** Your assignment **
All lines in the data below carrying the string "Exploiting" are to be located and copied.

(Interface dataset entries)
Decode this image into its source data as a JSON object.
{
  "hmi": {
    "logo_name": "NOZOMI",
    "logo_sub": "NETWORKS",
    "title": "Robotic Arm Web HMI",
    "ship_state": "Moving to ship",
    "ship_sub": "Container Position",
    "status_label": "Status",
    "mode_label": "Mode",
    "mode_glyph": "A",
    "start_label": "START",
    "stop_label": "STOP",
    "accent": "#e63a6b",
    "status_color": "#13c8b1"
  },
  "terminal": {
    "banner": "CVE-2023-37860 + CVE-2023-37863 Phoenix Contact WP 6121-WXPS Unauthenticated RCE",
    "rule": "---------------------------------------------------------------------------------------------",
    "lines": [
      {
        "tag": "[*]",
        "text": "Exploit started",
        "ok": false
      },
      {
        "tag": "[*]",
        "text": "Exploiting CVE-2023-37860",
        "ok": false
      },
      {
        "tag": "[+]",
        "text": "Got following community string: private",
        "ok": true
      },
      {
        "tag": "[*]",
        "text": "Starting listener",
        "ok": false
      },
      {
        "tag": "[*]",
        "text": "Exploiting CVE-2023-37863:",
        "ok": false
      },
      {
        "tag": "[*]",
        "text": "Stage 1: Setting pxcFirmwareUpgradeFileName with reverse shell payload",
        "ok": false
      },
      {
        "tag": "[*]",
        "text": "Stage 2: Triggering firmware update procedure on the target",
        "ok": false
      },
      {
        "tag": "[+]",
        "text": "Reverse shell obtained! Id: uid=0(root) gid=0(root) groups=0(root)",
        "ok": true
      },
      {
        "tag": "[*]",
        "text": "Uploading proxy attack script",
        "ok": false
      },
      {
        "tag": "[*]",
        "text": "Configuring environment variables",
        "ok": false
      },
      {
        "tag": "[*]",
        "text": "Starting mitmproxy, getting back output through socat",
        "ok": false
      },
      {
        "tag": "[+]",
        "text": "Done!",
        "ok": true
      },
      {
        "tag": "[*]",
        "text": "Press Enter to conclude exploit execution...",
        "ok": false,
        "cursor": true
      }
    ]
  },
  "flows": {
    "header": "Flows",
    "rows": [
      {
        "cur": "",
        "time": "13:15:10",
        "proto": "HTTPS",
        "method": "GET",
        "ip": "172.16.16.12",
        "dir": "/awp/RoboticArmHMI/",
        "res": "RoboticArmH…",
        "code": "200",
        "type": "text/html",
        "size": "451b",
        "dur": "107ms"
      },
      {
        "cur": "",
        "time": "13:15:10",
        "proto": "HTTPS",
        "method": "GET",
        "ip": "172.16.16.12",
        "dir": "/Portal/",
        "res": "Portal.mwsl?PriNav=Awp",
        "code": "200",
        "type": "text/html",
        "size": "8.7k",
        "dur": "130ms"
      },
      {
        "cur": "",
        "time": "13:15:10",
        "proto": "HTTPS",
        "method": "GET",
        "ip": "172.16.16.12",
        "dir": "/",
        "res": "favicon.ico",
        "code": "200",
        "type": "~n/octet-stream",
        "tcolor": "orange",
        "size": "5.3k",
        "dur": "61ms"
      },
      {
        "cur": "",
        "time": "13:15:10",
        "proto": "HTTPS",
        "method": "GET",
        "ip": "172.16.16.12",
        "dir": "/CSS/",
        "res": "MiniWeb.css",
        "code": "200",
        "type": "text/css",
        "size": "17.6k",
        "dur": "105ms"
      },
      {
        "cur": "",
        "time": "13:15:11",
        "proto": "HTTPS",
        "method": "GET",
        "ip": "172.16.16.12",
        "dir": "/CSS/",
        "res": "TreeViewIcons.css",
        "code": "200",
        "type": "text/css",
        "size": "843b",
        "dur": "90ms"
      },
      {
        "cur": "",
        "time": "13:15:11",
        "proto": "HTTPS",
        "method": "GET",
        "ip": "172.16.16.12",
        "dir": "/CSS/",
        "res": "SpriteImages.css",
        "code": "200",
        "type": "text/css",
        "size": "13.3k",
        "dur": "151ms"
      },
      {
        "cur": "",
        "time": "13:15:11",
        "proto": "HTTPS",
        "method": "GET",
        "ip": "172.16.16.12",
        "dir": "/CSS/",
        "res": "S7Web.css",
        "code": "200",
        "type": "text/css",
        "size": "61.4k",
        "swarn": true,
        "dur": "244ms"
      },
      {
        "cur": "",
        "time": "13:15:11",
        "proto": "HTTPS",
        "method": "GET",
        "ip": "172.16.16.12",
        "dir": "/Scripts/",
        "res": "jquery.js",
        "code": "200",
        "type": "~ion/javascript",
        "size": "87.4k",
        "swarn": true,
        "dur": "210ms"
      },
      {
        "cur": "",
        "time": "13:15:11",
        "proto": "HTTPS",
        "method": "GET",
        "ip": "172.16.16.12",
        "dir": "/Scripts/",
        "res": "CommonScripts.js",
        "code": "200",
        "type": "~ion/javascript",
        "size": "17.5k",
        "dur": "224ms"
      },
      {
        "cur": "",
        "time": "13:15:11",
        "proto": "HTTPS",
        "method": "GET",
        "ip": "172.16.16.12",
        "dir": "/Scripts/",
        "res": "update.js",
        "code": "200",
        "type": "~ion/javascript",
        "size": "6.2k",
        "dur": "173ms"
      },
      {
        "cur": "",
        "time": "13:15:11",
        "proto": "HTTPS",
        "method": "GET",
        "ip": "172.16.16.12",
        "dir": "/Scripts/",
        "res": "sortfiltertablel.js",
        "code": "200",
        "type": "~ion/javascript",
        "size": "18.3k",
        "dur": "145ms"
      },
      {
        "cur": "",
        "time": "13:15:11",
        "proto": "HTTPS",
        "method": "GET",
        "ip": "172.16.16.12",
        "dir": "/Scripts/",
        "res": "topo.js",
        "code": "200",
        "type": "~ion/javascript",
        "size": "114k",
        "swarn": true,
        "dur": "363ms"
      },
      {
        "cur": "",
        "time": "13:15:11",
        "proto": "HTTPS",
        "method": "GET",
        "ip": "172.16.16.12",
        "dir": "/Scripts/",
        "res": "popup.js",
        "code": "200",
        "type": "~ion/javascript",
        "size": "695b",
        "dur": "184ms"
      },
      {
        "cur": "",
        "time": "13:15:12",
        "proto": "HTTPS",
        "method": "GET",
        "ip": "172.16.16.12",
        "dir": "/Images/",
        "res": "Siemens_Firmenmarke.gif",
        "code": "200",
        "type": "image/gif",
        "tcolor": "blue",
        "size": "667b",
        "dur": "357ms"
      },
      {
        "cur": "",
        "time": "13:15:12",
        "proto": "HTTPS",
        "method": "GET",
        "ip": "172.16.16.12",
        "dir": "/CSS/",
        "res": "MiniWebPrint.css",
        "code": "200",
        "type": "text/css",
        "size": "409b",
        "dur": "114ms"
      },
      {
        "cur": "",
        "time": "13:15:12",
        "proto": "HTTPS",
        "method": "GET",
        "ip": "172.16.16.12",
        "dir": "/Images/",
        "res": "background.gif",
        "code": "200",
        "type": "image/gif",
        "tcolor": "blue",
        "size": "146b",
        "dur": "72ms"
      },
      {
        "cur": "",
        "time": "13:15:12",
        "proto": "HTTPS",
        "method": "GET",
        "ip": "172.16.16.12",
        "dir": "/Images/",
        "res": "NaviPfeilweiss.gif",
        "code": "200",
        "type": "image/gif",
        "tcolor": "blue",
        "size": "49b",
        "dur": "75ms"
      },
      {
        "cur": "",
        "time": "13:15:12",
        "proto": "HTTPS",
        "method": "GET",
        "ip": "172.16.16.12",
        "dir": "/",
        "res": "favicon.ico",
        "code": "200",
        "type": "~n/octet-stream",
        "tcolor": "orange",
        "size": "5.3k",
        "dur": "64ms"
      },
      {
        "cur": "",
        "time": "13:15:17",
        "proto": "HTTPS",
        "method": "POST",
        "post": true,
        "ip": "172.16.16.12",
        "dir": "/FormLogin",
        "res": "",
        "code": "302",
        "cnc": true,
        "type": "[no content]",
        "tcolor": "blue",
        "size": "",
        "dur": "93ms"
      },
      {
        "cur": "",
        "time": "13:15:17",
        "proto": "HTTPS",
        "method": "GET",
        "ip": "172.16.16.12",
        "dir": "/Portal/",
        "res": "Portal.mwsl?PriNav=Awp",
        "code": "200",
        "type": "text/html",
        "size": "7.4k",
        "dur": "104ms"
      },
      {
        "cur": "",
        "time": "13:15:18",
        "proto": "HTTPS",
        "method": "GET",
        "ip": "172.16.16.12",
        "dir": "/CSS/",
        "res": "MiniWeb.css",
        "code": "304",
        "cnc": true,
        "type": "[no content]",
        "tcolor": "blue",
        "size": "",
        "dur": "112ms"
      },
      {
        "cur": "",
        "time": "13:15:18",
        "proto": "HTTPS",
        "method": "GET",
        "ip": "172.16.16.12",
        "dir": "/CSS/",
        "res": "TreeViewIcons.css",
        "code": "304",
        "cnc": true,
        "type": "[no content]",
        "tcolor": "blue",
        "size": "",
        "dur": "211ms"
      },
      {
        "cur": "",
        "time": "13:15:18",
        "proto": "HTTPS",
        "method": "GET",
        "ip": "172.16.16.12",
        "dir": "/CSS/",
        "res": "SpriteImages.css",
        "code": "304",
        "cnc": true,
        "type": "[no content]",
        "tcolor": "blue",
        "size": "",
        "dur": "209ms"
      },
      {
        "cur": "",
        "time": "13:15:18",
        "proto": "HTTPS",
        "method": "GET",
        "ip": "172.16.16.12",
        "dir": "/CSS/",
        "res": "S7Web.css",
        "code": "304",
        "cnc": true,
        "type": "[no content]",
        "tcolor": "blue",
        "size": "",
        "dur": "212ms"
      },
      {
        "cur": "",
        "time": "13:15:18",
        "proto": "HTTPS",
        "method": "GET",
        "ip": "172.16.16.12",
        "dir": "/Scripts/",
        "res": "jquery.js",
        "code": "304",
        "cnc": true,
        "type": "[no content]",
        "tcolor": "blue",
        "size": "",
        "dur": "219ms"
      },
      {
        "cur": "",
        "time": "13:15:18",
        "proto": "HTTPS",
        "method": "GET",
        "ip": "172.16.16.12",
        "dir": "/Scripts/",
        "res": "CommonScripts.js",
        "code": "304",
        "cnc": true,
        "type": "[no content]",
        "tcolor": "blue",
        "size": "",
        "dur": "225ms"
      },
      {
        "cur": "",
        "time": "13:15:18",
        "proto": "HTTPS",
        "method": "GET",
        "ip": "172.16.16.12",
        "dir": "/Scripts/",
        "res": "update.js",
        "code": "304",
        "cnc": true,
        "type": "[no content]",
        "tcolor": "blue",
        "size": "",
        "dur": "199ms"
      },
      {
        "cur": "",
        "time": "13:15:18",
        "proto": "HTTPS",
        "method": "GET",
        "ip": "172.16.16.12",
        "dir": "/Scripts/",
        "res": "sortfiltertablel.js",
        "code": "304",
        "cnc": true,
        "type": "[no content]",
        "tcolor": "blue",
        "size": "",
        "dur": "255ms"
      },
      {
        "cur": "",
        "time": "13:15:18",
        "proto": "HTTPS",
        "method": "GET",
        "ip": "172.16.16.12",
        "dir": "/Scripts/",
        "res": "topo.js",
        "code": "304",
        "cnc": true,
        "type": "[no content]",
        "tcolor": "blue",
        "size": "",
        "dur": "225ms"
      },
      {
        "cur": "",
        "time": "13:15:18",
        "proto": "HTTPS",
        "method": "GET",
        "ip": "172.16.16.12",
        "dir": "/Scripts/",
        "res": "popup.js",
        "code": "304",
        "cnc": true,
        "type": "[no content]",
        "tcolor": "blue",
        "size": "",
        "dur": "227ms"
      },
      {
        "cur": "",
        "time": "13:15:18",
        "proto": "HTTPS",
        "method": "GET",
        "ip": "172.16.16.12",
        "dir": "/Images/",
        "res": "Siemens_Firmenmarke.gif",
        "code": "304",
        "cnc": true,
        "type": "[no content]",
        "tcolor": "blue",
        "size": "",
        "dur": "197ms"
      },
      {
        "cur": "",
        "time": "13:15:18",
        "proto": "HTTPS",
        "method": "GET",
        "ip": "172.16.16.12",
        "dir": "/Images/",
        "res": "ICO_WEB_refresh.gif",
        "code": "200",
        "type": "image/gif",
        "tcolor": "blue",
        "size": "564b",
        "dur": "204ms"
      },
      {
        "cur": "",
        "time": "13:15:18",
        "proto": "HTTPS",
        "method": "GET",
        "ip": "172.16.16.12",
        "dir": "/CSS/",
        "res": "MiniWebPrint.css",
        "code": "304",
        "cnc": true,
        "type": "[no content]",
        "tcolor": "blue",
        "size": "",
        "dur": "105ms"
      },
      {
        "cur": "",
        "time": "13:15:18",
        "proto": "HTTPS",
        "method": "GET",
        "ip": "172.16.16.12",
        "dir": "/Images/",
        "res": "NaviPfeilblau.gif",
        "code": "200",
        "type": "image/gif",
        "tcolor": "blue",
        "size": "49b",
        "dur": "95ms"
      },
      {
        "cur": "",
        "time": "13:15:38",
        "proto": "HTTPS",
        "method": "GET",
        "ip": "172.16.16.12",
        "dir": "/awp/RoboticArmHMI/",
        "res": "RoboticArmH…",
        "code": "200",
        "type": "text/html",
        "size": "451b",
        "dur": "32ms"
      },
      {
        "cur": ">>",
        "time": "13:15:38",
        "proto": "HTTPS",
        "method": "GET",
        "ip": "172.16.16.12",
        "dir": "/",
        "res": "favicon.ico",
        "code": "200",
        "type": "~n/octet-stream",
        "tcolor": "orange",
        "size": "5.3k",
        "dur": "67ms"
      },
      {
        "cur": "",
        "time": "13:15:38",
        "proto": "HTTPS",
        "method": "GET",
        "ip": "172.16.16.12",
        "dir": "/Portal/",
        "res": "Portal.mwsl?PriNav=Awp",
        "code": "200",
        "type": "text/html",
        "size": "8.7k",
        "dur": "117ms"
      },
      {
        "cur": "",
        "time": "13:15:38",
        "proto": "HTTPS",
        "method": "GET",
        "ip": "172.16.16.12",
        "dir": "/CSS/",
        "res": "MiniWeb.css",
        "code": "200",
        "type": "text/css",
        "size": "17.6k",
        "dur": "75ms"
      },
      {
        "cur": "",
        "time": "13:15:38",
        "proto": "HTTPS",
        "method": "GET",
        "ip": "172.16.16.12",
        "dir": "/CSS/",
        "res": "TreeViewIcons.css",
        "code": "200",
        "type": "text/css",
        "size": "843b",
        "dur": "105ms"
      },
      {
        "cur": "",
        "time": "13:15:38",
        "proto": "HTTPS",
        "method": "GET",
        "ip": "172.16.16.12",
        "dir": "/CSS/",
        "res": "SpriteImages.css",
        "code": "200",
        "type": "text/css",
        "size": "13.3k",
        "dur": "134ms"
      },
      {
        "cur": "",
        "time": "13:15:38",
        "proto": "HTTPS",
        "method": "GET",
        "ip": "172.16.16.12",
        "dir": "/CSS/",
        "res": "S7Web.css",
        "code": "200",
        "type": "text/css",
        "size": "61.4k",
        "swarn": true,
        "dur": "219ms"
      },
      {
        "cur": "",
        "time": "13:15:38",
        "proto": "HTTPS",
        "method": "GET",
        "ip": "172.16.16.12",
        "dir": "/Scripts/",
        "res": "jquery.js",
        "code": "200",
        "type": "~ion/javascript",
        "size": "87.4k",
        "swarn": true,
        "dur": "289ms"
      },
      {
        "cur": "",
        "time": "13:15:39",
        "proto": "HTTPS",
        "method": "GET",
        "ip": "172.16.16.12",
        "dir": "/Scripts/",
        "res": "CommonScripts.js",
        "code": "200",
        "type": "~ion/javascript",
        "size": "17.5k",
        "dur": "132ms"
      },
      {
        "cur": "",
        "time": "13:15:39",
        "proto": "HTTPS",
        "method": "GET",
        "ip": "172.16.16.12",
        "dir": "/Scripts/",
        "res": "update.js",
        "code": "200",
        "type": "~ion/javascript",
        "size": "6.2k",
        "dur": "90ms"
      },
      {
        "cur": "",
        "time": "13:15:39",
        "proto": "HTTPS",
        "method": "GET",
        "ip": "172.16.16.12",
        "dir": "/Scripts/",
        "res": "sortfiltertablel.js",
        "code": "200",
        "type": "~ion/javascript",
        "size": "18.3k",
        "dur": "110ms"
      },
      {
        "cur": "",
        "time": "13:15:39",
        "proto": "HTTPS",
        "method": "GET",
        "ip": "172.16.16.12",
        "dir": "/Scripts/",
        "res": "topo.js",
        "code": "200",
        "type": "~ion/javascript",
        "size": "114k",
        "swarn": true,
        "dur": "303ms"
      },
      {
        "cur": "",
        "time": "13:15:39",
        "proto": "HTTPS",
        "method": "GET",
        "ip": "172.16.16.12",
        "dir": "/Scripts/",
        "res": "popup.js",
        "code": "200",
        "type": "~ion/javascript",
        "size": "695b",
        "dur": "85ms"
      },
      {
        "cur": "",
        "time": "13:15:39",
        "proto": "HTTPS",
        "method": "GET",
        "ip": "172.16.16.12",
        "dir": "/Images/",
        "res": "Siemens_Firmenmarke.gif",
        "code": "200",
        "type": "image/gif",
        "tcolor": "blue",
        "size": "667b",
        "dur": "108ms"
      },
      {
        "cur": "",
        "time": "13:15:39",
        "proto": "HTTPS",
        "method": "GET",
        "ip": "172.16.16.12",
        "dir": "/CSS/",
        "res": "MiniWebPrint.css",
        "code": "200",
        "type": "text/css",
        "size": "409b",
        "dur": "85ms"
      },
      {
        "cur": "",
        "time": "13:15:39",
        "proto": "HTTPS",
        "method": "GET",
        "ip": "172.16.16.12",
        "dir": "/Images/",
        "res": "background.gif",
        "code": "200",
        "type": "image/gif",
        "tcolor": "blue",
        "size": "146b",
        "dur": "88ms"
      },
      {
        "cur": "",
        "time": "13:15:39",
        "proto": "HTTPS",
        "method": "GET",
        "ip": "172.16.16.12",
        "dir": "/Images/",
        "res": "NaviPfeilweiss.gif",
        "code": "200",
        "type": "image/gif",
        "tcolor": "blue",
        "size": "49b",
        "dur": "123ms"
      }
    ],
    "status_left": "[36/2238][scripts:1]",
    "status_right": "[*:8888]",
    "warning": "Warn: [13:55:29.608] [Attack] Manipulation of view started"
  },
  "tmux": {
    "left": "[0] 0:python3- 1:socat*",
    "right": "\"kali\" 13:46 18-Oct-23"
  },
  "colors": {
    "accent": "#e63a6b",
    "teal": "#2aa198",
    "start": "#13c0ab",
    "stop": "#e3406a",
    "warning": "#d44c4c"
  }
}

** Response **
        "text": "Exploiting CVE-2023-37860",
        "text": "Exploiting CVE-2023-37863:",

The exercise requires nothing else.